hunting shirt and overalls. A buck’s
tail is hung on the hat. This getup
is shown in another plate.
The first uniform order to this
organization pointed out that
“these attentials (regulations gov
erning uniform) may appear tri
vial, but they are in fact of con
siderable importance, as they tend
to give what is called Espirit de
Corps, without which Regiments
never grow to Reputation.”
Other plates depict musicians of
the 1st Infantry Regiment of the
1812 vintage, the Regiment of
Mounted Riflemen of 1847, the 16th
Infantry Regiment of 1812, and the
Hesse-Cassel Fusilier Regiment of
The Annual Brazos
March of Dimes campaign gets
underway officially Jan. 15 with
the College Station Lion’s Club
sponsoring the drive as its first
big project.
H. T. Blackhurst of the Lion’s
Club was named chairman of the
fund this year. Robert S. Cain will
be publicity director, with the Rev.
Orin G. Helvey scheduled to serve
as treasurer.
Money raised in the dimes cam
paign will be used by the National
Infantile Paralysis Foundation, the
Texas State Department of Health,
and the local Polio Foundation for
aid and research for polio and
polio patients.
Eight Cases Reported
Approximately eight cases of
poliomyelitis were reported in Bra
zos County during 1950 according
to Dr. David E. Brown, director
of the Brazos County Health Unit.
Dr. Brown said this figure com
pared with a slightly smaller total
of six for 1949.
“The thing that amazes us is
that most of the cases have been
in and around College Station,” the
doctor commented. “In fact the
majority of the College Station
cases have been localized in one
residential area which has made
it even more difficult for us to
understand,” he added.
One polio death was recorded by
the county health unit, Dr. Brown
State Figure Reaches 2,778
The Texas State Department of
Health reported a grim new record
set in 1950—2,778 polio cases for
the year.
Never before in state history
have so many cases been reported
during a 12-month peidod. Eight
cases occurred during the last week
in December.
Two hundred and one counties
out of the state’s 254 were in
volved in the 1950 outbreak. The
disease reached its peak on Aug
ust 12, when 131 Texans fell ill.
That marked the greatest single
County weekly incidence ever to be re
At that time, State Health Of
ficer George W. Cox predicted that
3,000 cases would be diagnosed be
fore the year ended. He missed
his estimate by 222.
Early in the polio season, Dr.
Cox pledged the facilities “of the
entire State Department of Health”
to local communities in combating
polio. The health agency’s labor
atory and field personnel, working
in cooperation with civic organiza
tions and local health units, were
credited with keeping the epidemic
from reaching even greater pro
201 Texas Polio Deaths
State health department death

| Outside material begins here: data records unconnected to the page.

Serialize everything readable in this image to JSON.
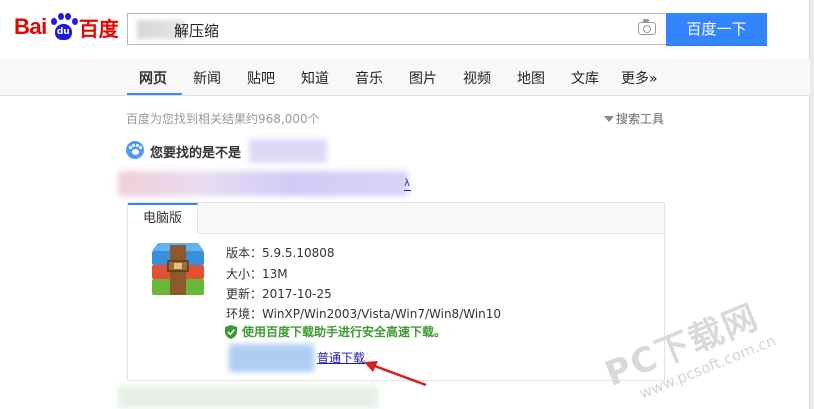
{
  "header": {
    "logo_text_latin": "Bai",
    "logo_paw_text": "du",
    "logo_text_cn": "百度",
    "search_value": "解压缩",
    "search_button": "百度一下"
  },
  "nav": {
    "items": [
      "网页",
      "新闻",
      "贴吧",
      "知道",
      "音乐",
      "图片",
      "视频",
      "地图",
      "文库",
      "更多»"
    ],
    "active": "网页"
  },
  "results": {
    "count_text": "百度为您找到相关结果约968,000个",
    "tools_label": "搜索工具",
    "suggest_label": "您要找的是不是",
    "title_tail": "λ"
  },
  "download_card": {
    "tab_label": "电脑版",
    "version": "版本：5.9.5.10808",
    "size": "大小：13M",
    "updated": "更新：2017-10-25",
    "environment": "环境：WinXP/Win2003/Vista/Win7/Win8/Win10",
    "safe_download": "使用百度下载助手进行安全高速下载。",
    "normal_download": "普通下载"
  },
  "watermark": {
    "big": "PC下载网",
    "small": "www.pcsoft.com.cn"
  },
  "colors": {
    "brand_red": "#e10601",
    "brand_blue": "#2319dc",
    "button_blue": "#3385ff",
    "safe_green": "#3d9932",
    "link": "#1a1aa6",
    "arrow_red": "#d42020"
  }
}
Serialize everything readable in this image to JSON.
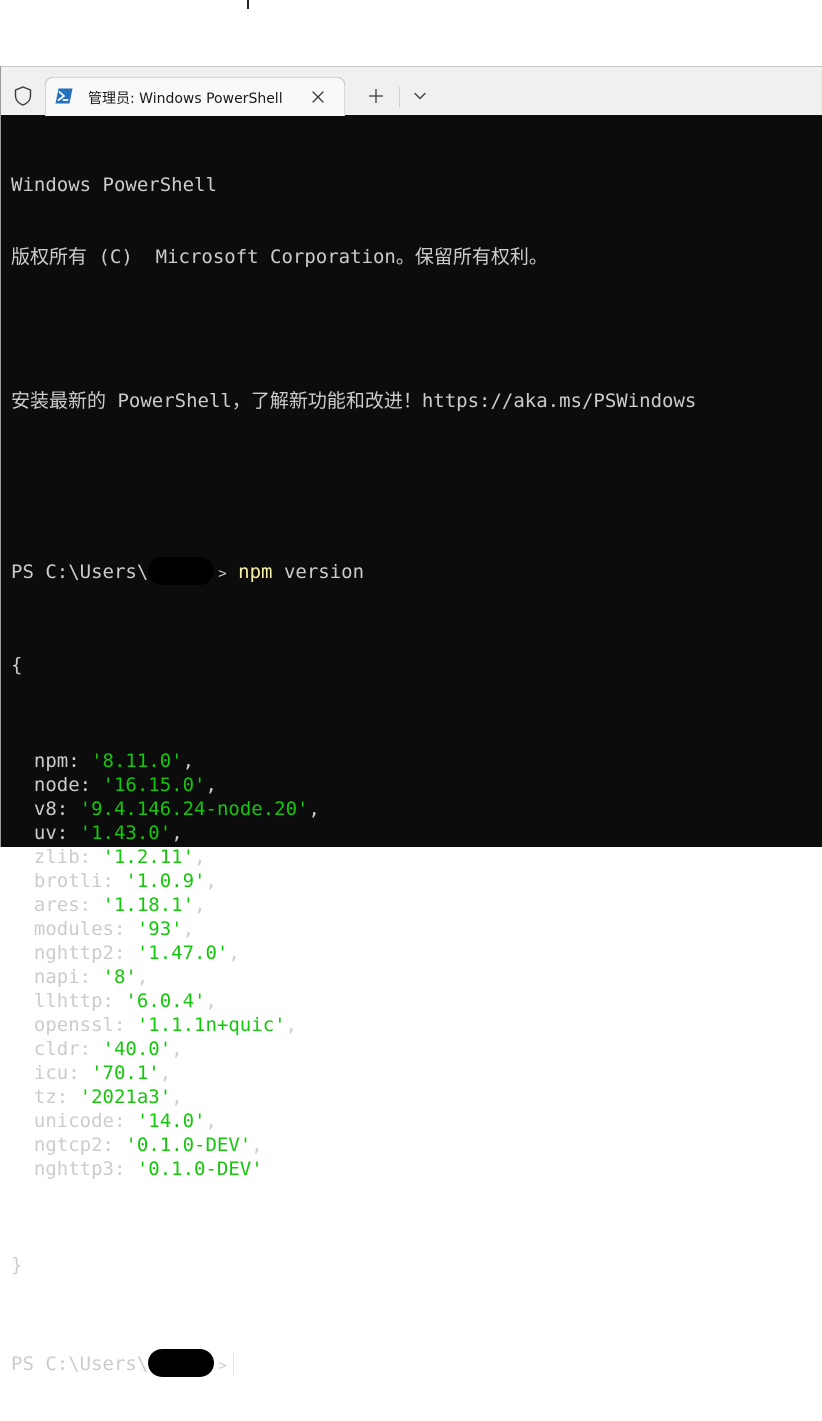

records show 201 polio deaths
through the first 11 months of
1950, and 192 deaths from that
cause during all of 1949. Complete
death figures are not yet avail
able for December, a department
spokesman said.
Twenty-eight counties had 20 or
more cases in 1950; ten had more
than 50 cases; six had more than
100 cases; and three counties—
Dallas, Harris, and Tarrant—had
more than 200 cases each. Those
thi-ee areas represent the most pop
ulous regions in Texas.
The 1951 March of Dimes drive
lasts from Jan. 15 to 31.
Semester Classes
To End January 18
First semester classes will end
5 p. m. Thursday, January 18, it
was decided at a meeting of the
Academic Council. Examinations
will begin Saturday, January 20.
Second semester classes will end
5 p. m. Thursday, May 24, and
examinations begin Saturday, May
Exemption lists will be posted
not later than 5 p. m. January 18
and May 24, C. C. French, dean of
the college, said.